Your objective — All entries, exactly as written, should be output again.

App and web page records
=== Section Start ===

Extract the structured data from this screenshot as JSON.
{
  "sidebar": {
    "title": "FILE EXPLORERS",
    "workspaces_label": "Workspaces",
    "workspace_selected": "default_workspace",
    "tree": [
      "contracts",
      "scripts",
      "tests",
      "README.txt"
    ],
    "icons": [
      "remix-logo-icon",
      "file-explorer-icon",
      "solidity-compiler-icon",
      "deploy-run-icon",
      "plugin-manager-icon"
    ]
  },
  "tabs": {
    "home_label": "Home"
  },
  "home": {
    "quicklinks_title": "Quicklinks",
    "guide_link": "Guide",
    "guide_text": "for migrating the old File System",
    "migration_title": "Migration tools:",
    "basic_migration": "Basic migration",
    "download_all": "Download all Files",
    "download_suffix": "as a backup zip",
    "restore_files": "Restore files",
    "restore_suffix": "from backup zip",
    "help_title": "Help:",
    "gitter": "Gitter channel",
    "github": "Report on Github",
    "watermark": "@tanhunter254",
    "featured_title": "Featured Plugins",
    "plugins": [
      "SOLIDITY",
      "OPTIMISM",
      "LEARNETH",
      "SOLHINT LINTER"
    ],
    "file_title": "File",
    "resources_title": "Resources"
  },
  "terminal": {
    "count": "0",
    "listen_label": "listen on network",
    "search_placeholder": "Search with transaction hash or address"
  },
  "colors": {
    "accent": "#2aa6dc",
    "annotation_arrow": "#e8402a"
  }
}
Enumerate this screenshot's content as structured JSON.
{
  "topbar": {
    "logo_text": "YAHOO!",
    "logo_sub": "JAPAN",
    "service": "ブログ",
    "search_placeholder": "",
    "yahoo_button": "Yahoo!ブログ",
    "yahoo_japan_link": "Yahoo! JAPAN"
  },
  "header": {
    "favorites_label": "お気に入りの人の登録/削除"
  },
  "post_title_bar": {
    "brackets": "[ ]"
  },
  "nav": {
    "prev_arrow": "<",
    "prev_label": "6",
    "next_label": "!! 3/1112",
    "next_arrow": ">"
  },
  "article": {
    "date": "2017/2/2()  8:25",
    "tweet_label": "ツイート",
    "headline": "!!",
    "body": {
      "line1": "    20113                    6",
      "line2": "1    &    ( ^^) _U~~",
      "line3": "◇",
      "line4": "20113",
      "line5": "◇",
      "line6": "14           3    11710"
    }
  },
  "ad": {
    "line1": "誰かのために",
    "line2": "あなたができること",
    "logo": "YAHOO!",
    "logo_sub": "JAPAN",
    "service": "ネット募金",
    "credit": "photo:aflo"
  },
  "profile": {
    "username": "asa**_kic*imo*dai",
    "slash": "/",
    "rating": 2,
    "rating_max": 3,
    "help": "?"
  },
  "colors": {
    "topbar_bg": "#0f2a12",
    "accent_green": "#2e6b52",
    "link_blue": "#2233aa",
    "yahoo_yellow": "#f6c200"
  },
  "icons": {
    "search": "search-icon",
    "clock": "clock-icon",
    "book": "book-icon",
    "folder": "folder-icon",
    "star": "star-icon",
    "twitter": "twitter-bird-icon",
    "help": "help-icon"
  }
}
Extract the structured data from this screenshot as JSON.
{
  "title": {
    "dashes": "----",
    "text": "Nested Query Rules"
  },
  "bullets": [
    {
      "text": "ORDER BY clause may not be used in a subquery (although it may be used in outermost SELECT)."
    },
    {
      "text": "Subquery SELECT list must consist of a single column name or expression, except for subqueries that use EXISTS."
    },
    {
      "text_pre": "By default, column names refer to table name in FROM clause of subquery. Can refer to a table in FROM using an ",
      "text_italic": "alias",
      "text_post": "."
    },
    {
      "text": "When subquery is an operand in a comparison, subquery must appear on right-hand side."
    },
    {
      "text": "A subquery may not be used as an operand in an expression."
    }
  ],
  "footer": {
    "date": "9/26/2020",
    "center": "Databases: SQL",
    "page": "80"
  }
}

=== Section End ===

Result —
Extract the structured data from this screenshot as JSON.
{
  "sidebar": {
    "title": "FILE EXPLORERS",
    "workspaces_label": "Workspaces",
    "workspace_selected": "default_workspace",
    "tree": [
      "contracts",
      "scripts",
      "tests",
      "README.txt"
    ],
    "icons": [
      "remix-logo-icon",
      "file-explorer-icon",
      "solidity-compiler-icon",
      "deploy-run-icon",
      "plugin-manager-icon"
    ]
  },
  "tabs": {
    "home_label": "Home"
  },
  "home": {
    "quicklinks_title": "Quicklinks",
    "guide_link": "Guide",
    "guide_text": "for migrating the old File System",
    "migration_title": "Migration tools:",
    "basic_migration": "Basic migration",
    "download_all": "Download all Files",
    "download_suffix": "as a backup zip",
    "restore_files": "Restore files",
    "restore_suffix": "from backup zip",
    "help_title": "Help:",
    "gitter": "Gitter channel",
    "github": "Report on Github",
    "watermark": "@tanhunter254",
    "featured_title": "Featured Plugins",
    "plugins": [
      "SOLIDITY",
      "OPTIMISM",
      "LEARNETH",
      "SOLHINT LINTER"
    ],
    "file_title": "File",
    "resources_title": "Resources"
  },
  "terminal": {
    "count": "0",
    "listen_label": "listen on network",
    "search_placeholder": "Search with transaction hash or address"
  },
  "colors": {
    "accent": "#2aa6dc",
    "annotation_arrow": "#e8402a"
  }
}
Enumerate this screenshot's content as structured JSON.
{
  "topbar": {
    "logo_text": "YAHOO!",
    "logo_sub": "JAPAN",
    "service": "ブログ",
    "search_placeholder": "",
    "yahoo_button": "Yahoo!ブログ",
    "yahoo_japan_link": "Yahoo! JAPAN"
  },
  "header": {
    "favorites_label": "お気に入りの人の登録/削除"
  },
  "post_title_bar": {
    "brackets": "[ ]"
  },
  "nav": {
    "prev_arrow": "<",
    "prev_label": "6",
    "next_label": "!! 3/1112",
    "next_arrow": ">"
  },
  "article": {
    "date": "2017/2/2()  8:25",
    "tweet_label": "ツイート",
    "headline": "!!",
    "body": {
      "line1": "    20113                    6",
      "line2": "1    &    ( ^^) _U~~",
      "line3": "◇",
      "line4": "20113",
      "line5": "◇",
      "line6": "14           3    11710"
    }
  },
  "ad": {
    "line1": "誰かのために",
    "line2": "あなたができること",
    "logo": "YAHOO!",
    "logo_sub": "JAPAN",
    "service": "ネット募金",
    "credit": "photo:aflo"
  },
  "profile": {
    "username": "asa**_kic*imo*dai",
    "slash": "/",
    "rating": 2,
    "rating_max": 3,
    "help": "?"
  },
  "colors": {
    "topbar_bg": "#0f2a12",
    "accent_green": "#2e6b52",
    "link_blue": "#2233aa",
    "yahoo_yellow": "#f6c200"
  },
  "icons": {
    "search": "search-icon",
    "clock": "clock-icon",
    "book": "book-icon",
    "folder": "folder-icon",
    "star": "star-icon",
    "twitter": "twitter-bird-icon",
    "help": "help-icon"
  }
}
Extract the structured data from this screenshot as JSON.
{
  "title": {
    "dashes": "----",
    "text": "Nested Query Rules"
  },
  "bullets": [
    {
      "text": "ORDER BY clause may not be used in a subquery (although it may be used in outermost SELECT)."
    },
    {
      "text": "Subquery SELECT list must consist of a single column name or expression, except for subqueries that use EXISTS."
    },
    {
      "text_pre": "By default, column names refer to table name in FROM clause of subquery. Can refer to a table in FROM using an ",
      "text_italic": "alias",
      "text_post": "."
    },
    {
      "text": "When subquery is an operand in a comparison, subquery must appear on right-hand side."
    },
    {
      "text": "A subquery may not be used as an operand in an expression."
    }
  ],
  "footer": {
    "date": "9/26/2020",
    "center": "Databases: SQL",
    "page": "80"
  }
}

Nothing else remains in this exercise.